Consider medical insurance and when you will start Social Security? Currently, Medicare starts at age 65. There is a calculator available that tells you exactly when you become eligible to enroll. But Social Security is a moving and variable target. In 2018 the full benefit retirement age was moved to 66 years and 4 months. The full retirement age will continue to increase in two-month increments each year until it hits 67 for everyone born in 1960 or later. Make sure your plans take into account medical expenses and insurance costs because those can be disastrously high.

Another tough topic comes up here; long term care insurance. No one is guaranteed a physically active, healthy life right up to his or her final day. Physical weakness, illness and accidents do happen and many are unprepared for the high cost of care at home or the high cost of assisted living. As a result, many people risk becoming a financial burden on their children. See Long Term Care Considerations and More on Long Term Care.

What are you going to do with your time? Sitting at home watching TV, pulling weeds, trimming plants and reading may be okay for a week or two, but you will need more than that for your retirement years to be meaningful. Consider that God has told us that all of our time is also His. Whatever you plan on doing, plan with Him in mind. Luke 12:13-21.

Consider a second less-stressful career (if necessary, either financially or because you want to work) or a volunteer position (if financially possible) so you can serve God and continue to make a meaningful contribution to our world. If your second career is expected to be taking care of grandchildren, plan on having enough money to be active with them and help them experience some of God’s amazing creation.

5. Keep looking farther out

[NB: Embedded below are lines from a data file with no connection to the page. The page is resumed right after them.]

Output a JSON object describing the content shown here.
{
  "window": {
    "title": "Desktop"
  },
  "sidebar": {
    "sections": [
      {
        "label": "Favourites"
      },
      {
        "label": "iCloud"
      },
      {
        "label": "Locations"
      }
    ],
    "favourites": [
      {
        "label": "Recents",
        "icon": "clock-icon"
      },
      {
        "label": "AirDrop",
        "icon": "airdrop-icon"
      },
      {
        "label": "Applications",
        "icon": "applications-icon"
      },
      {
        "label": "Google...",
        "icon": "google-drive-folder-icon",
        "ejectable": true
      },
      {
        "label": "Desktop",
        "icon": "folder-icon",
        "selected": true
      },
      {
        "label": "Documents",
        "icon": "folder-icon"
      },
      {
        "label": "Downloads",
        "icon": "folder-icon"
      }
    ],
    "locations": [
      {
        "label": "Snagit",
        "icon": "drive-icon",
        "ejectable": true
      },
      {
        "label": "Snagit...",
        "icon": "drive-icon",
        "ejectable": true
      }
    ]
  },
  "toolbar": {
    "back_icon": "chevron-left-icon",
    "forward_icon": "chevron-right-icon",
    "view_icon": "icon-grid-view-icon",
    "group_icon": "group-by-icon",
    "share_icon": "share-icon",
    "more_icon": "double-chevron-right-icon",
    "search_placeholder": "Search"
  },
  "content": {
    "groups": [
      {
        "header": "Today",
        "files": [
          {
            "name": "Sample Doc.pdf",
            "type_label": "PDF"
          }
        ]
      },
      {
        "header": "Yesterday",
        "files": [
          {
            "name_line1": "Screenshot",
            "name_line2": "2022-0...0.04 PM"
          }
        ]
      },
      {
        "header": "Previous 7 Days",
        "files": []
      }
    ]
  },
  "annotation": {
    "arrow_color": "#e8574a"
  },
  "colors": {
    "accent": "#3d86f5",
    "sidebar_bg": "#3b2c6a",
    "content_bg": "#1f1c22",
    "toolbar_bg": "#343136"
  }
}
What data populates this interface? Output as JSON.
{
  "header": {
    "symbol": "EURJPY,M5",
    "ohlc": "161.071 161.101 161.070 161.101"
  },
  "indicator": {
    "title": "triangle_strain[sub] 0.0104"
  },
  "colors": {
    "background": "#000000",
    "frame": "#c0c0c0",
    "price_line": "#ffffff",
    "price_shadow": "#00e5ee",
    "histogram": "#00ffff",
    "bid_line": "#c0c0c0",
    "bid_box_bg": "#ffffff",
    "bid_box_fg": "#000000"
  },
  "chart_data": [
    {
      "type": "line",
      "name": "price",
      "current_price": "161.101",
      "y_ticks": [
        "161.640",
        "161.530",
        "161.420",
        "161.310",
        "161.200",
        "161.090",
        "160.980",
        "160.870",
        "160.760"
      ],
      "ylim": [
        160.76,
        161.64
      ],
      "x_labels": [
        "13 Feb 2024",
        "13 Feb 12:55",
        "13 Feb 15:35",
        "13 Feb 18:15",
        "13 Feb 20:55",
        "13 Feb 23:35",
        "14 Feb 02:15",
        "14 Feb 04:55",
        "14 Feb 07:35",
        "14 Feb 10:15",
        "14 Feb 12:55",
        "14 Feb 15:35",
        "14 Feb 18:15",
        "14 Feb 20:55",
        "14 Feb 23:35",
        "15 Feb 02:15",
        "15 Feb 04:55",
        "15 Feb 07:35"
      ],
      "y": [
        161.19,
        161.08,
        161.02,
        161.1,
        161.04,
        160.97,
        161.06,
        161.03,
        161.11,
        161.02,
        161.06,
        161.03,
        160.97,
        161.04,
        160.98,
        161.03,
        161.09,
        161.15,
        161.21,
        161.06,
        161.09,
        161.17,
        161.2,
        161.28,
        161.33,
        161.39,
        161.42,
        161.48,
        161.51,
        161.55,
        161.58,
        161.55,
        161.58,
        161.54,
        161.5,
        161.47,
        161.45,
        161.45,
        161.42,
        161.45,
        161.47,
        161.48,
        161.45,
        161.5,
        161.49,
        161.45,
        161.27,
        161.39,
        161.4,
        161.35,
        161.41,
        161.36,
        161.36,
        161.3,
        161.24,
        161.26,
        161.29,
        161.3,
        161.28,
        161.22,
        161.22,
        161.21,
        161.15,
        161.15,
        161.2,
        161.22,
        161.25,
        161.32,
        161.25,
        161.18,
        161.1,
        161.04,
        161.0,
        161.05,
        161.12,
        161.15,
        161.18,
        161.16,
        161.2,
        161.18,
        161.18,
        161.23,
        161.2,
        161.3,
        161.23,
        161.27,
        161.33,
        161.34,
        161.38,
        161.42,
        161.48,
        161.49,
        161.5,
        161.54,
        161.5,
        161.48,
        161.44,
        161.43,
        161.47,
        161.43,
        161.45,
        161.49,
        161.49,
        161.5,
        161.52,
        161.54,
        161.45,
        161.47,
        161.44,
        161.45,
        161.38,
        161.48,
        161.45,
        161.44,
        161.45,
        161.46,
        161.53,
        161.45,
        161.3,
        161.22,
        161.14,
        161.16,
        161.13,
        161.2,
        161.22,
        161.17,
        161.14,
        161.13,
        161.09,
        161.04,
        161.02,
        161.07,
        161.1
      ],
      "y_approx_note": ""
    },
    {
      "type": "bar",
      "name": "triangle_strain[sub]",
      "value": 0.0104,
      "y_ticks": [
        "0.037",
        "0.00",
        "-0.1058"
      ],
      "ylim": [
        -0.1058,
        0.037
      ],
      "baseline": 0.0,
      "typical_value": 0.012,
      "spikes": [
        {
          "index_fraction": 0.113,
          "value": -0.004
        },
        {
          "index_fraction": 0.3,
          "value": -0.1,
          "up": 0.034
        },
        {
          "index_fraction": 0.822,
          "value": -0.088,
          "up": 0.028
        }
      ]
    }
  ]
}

The old saying that old age isn’t for sissies has been proved true. Declining physical and at times, mental, abilities, rising prices and a rapidly changing world make it hard to prepare. It is hard, but there are a few things that can be done to take some of the sting out of a hostile world.

There are many things you can do to prepare your home for your senior years. Many of those preparations can be addressed with minimal expense. See Making Your Home Senior-Friendly and Aging in Place.

If you have not already done it – and you should have – have an estate plan prepared, one that includes a will or trust, consideration of your beneficiary designations on investments and accounts, a durable Power of Attorney, a healthcare surrogate designation and possibly even a living will. See Documents (and Protection) Everyone At Every Age Should Have.

6. Look toward eternity

Jesus gave up enormous wealth, in fact He gave up infinite wealth and took on great suffering, to have you. In return, He asks for your faith in Him. And He asks that you recognize Him as your Lord and Savior. Once you have understood that, the unlimited scope of eternity compared to the brevity of life becomes apparent and you learn that while you cannot take it with you, you can send it on ahead as Randy Alcorn puts it.

Matthew 6:19-21
19 “Do not store up for yourselves treasures on earth, where moths and vermin destroy, and where thieves break in and steal.
20 But store up for yourselves treasures in heaven, where moths and vermin do not destroy, and where thieves do not break in and steal.
21 For where your treasure is, there your heart will be also.

Make sure that your estate plan does not give too much to you children and remove their work ethic or give too little to God. See Giving to Your Grandchildren, Are You Giving Your Kids Money to Burn? and Coming Soon to a Millennial Near You.

If you have questions about any of these very involved topics, please feel free to call The Idlewild Foundation at (813) 264-8713. The Foundation exists to motivate, educate and facilitate generous giving and Godly stewardship. It would be our blessing to serve you.

About the Author

John Campbell has retired from a 40-year legal practice as a trial attorney in Tampa. He has served in multiple volunteer roles at Idlewild Baptist Church in Lutz, Florida, where he met Jesus. He began serving as the Executive Director of the Idlewild Foundation in 2016. He has been married to the love of his life, Mona Puckett Campbell, since 1972.